In Canada, the birth of a baby is generally a significant celebration. Families commonly host events like baby showers, but every family ultimately celebrates a birth uniquely. In certain countries, birth customs may seem more extravagant than others as celebrations are held for certain milestones. Japan’s festivities focus on the baby’s first time, such as the infant’s first birthday. Today, we’ll explore some of the most common birth traditions in Japan.
What are the popular baby birth traditions in Japan?
Buddhism and Shinto are both prevalent belief systems in Japan, with Shinto shrines being a common visiting place for babies early on. Shinto preaches ideas like living harmoniously with nature, while Buddhism focuses on achieving enlightenment through acts like selfless behaviour. These belief systems currently co-exist in the nation and heavily influence modern birth customs.
Many women in Japan refrain from taking painkillers or medication when giving birth.
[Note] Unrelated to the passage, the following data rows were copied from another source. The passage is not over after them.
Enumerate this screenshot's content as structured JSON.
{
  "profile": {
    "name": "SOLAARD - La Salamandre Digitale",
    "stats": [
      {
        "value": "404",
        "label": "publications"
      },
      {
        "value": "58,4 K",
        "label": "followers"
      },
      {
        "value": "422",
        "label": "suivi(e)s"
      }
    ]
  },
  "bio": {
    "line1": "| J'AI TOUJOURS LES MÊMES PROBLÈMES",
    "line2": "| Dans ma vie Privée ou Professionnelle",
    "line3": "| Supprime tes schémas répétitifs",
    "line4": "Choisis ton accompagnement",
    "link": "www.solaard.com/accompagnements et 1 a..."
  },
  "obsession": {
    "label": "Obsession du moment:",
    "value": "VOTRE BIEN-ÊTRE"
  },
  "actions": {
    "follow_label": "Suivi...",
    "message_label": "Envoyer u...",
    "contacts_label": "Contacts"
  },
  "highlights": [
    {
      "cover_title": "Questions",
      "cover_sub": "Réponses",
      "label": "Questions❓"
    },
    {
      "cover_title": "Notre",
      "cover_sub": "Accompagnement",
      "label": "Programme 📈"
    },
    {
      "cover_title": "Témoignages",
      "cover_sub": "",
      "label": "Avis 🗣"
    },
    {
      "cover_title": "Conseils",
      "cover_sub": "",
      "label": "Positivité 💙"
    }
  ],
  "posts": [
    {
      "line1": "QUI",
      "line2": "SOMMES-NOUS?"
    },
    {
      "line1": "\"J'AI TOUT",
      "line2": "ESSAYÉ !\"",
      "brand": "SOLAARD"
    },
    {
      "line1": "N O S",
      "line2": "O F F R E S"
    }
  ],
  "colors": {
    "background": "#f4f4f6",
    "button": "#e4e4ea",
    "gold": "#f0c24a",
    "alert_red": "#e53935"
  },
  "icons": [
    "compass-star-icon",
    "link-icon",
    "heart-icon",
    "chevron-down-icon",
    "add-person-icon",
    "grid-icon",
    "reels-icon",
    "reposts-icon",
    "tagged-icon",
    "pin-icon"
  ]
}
This behaviour derives from Buddhist beliefs regarding suffering. It is believed that any pain the mother endures throughout her baby’s birth is a testament to her preparedness as a new mother. Today, more doctors urge women to have an epidural, but some soon-to-be mothers still wish to follow this long-lived custom.
The Seventh Night (Oshichiya)
The baby’s very first ceremony will take place on the seventh night. This is when the baby’s parents will officially share their little one’s name with the rest of the family during a celebratory dinner. The father will typically write out the baby’s name and birthdate in calligraphy on white paper.
The First 21 Days
It is tradition for the baby to reside at their maternal grandparents’ house during their first month, alongside their mother. The mother and baby typically stay in bed for the first 21 days following birth. Visitors are welcome to stop by and enjoy a special red bean and rice dish (osekihan).
The First Shrine Visit (Omiyamairi)
Once the infant is one month old, their family will typically take them to a Shinto shrine for the first time. The mother’s family gifts the baby a formal dress to be worn for this occasion. The visit allows for the introduction between the baby and the Gods. Further, the baby is granted a prayer for health and happiness.
The First Bite of Food (Okuizome)
This ceremony can be held once the baby is either 100 or 120 days old. The baby enjoys an extravagant meal containing traditional Japanese dishes. The mother and father both feed the infant, alternating between one another. They also grant the wish that their child will be well-fed in the future. For baby girls, the family purchases a special black dish set; meanwhile, baby boys receive a red dish set for the occasion.
The First Birthday
In many cultures around the world, a child’s first birthday is a big celebration; The Japanese are no exception. The baby’s first birthday party is an extravagant event consisting of delicious cake and food dishes. One custom calls upon parents to place 1.8 kg of mochi on their baby’s back, testing the little one’s ability to walk with the weight. If the child is successful, this indicates a prosperous future.
Written by: Alicia Chow
Check out our Baby Birth Tradition blog series – Baby Birth Traditions – Pakistan